ASCAP’s Buggy Whip Protection Act

dima2.jpgI caught word of the excellent Royalty Week interview with Digital Media Association Executive Director Jonathan Potter via Radio and Internet News. RAIN reported on DiMA’s response to the CRB decision; Potter’s take is exactly the same as mine:

I think the marketing departments and the promotions departments at the record companies are at war with the finance guys and the lawyers. The lawyers want to confirm that they have the right, and they have the ability to cut anybody’s throat whom they don’t like that day—take them to court. The finance guys need money. Their business is falling off a cliff, they need current revenue. The marketing and promo guys say, “Wait a minute, we should be giving these guys the music, and letting them play it. And begging them to play it.” The record companies need to figure out the business of the future, and they’re still figuring it out. And I think that Internet radio is suffering as a result.

“Begging them to play it.” Web radio has the potential to reach more listeners, and with more focus, than ever before. Yet Scarecrow John insists there’s no promotional value.

Potter’s thoughts on another matter, the recent ASCAP suit requesting an broad expansion of the definition of a “public performance,” are also dead on. If the court grants ASCAP’s request, listening to a song on an iPod would be considered a public performance subject to royalty.

Potter sees this desperate act as an inappropriate response to a dying business model:

Creators of new technologies, those creators of new business models, should not have to pay those who relied on the old business model merely because they changed the way things operate. The manufacturers of the automobile did not have to ensure employment for the employee of the buggy whip company when the automobile put the buggy whip out of business. And I’m not being harsh, this is reality, it’s economics. If you fly an airplane to get from New York City to Boston, the owner of the toll road in between can’t say, “Hey, transportation of any form needs to pay a toll on my toll road, because you could have taken my toll road.” The answer was I didn’t, I flew.

Read the entire interview at the Royalty Week website. You’ll need to the Acrobat Reader to view it.

Internet Music Fans Find, Buy More

Via RAIN, word of a study done by the Digital Music Association showing that subscribers to digital music services like Rhapsody, iTunes, LastFM, Pandora and the like have a bigger appetite for music, spending upwards of $300 a year on the Internet to feed their habit.

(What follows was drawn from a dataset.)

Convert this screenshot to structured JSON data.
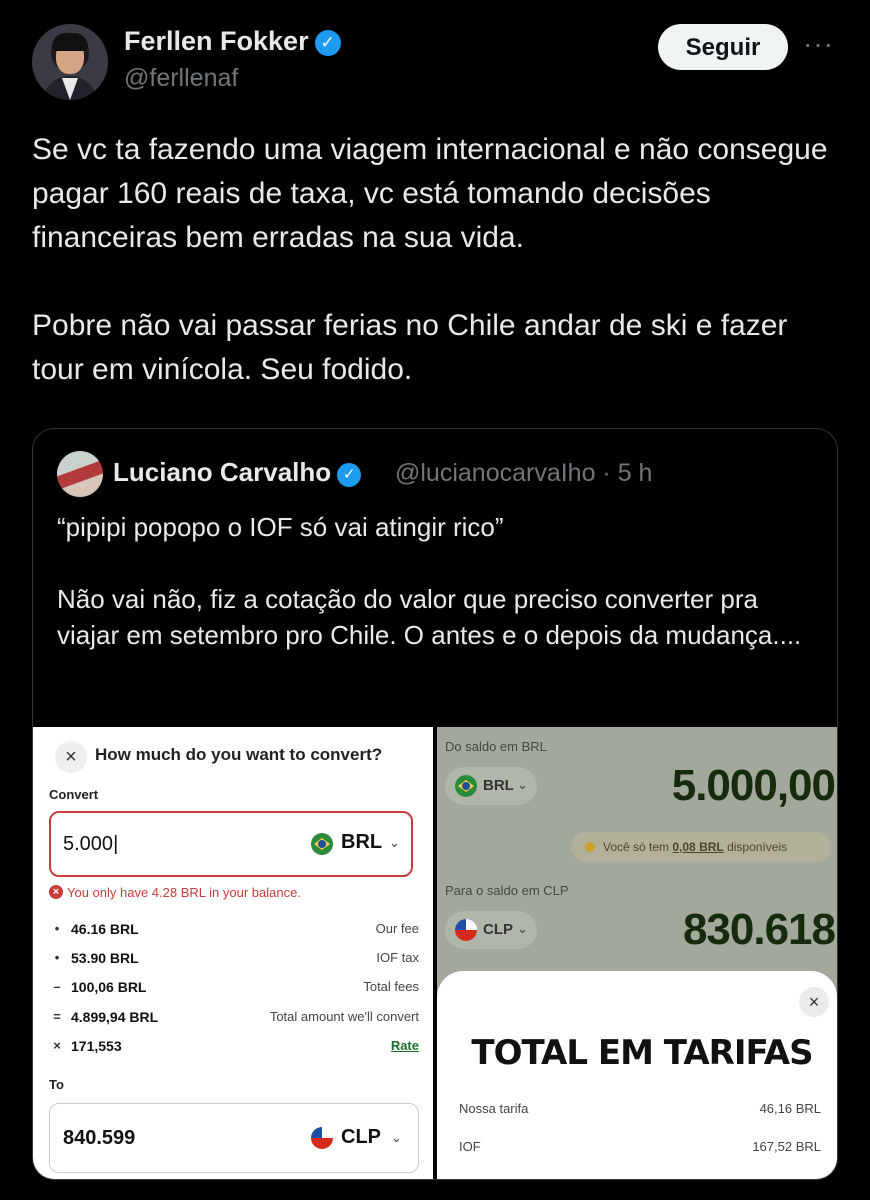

Additionally, these consumers are more varied in their choice of genres:

Across all three digital music services nearly 60 percent of consumers are listening to more music since they started using the service.

Digital music services have had a positive effect on overall music discussion with friends and co-workers, which in turn has led to music service recommendations.

More than 4 in 10 digital music service consumers are discussing music more frequently.

More than 7 in 10 have recommended a music service to others.

Listening to and purchasing music over the internet has expanded the musical taste of the vast majority of consumers by allowing them to discover new artists.

More than 6 in 10 digital music consumers have discovered some new artists while nearly 1 in 4 have discovered a lot of new artists.

Nearly 7 in 10 consumers have explored new genres of music.

What to make of this? Far from being a scourge to the recording industry, the availability of music online drives a bigger overall hunger for it. The study also showed that these consumers discuss music more with friends and co-workers, and recommend the services they use to other.

The only surprise I found was that the number of concerts these consumers attend stayed basically the same. 67 percent attend 1 to 5 a year, and their Internet habits had no impact on that number. More likely, obscenely high concert prices keep them indoors – which is good news for Mark Cuban.

Almost half of them spend more than $200 a year on music. 13 percent spend over $500.

Why does the industry try so hard to punish their biggest fans? I’d be very interested in learning how much P2P activity these same consumers engage in. My guess is it’s a pretty high number, which doesn’t change their tendency to buy music.